The leader of a violent Memphis-based drug organization that teamed with Mexico’s Beltran Leyva cartel to distribute drugs throughout the South was sentenced to nine life sentences in federal prison Thursday.
Craig Petties was sentenced by U.S. District Judge Samuel Mays, who said Petties’ crimes were the most serious he had ever seen.
Petties secretly pleaded guilty in December 2009 to racketeering, money laundering, drug trafficking and ordering the slayings of four men he perceived as snitches or threats to the organization. His plea was not disclosed until February 2011.
Petties built a multistate drug ring that operated from 1995 to 2008. Cocaine and marijuana were shipped from Mexico to Memphis in semi -trucks, then distributed for sale in Tennessee, Texas, Arkansas, Mississippi, Georgia and North Carolina.
Petties fled to Mexico after his 2002 indictment. He was placed on the U.S. Marshals Service 15 Most-Wanted List and his case was featured on the ‘America’s Most Wanted’ television program before his capture in January 2008.

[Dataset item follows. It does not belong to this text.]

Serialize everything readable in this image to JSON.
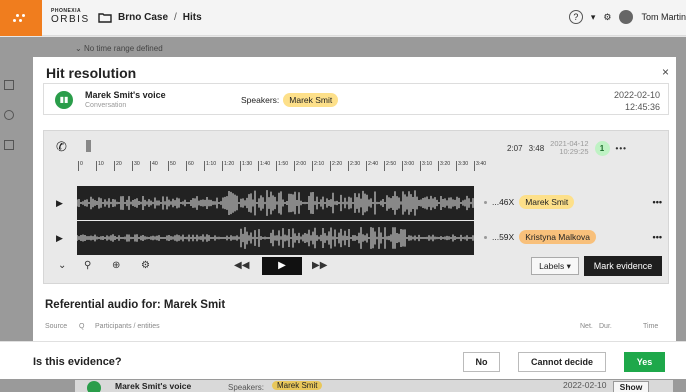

Two of Petties’ henchmen, cousins Clinton Lewis and Martin Lewis, were convicted in March 2012 of being enforcers for the organization. They were also sentenced to life in prison. About 70 witnesses testified and 300 pieces of evidence were admitted during their trial, one of the largest federal drug trials ever held in Tennessee.
The Lewises are the only two members of the gang to go to trial. About 30 others gang members have pleaded guilty, with some receiving sentences of more than 30 years in prison.
During the sentencing hearing, Mays called Petties’ crimes reprehensible. In all, Petties received nine life sentences, plus more than 60 years in prison. He is not eligible for parole, though he can appeal the sentences.
‘Mr. Petties has committed more serious crimes than anyone I’ve sentenced,’ Mays said.
Petties made a brief statement during the sentencing hearing, apologizing to the families of the victims.
‘I apologize for the decisions I made in life,’ Petties said.
The gang began as a group of teens selling drugs in the Riverside neighborhood, according to testimony. As they grew older, they sold more cocaine and marijuana and established stash houses throughout the area.
They eventually built contacts with the Beltran Leyva drug organization in Mexico, which provided the cocaine that was shipped to Memphis in semitrailers. Gang members met the trucks at area hotels and picked up the cocaine before breaking it up for distribution.
Gang members bought jewelry, multiple homes and vehicles with laundered drug profits, prosecutors said. They stole drugs from each other, organized kidnapping plots, and killed men suspected of being snitches.
During the Lewises’ trial, prosecutor David Pritchard said in his closing arguments that Petties worked directly for Edgar Valdez Villarreal, a Texas-born man known as ‘La Barbie.’
Valdez is suspected of using extreme violence as he tried to seize control of the Beltran Leyva cartel following the death of gang leader Arturo Beltran Leyva. He was arrested in 2010.
After fleeing to Mexico, Petties gave orders to gang members via cellphone. He pleaded guilty to ordering the killings of Mario McNeal, Latrell Small, Mario Stewart and Marcus Turner.
Small was slain in August 2004; Stewart in March 2005. Turner was kidnapped and killed in September 2006 and McNeal was slain in March 2007.
Turner’s mother, Lucy Turner, attended the sentencing hearing. Her son was kidnapped and tortured after some of the organization’s drugs went missing. His nude body was found in a ditch in north Mississippi.
Lucy Turner told Mays during the hearing that her granddaughter still talks about her father. She said the sentencing helped bring closure to her family.
‘He has damaged so many lives,’ Turner said, standing just a few feet away from Petties.
U.S. Attorney Edward Stanton III said after the hearing that Petties’ gang members are believed to have killed more people than the four acknowledged by their leader.
In December 2010, Petties pleaded guilty to a separate charge of possessing a weapon while in federal prison in Memphis.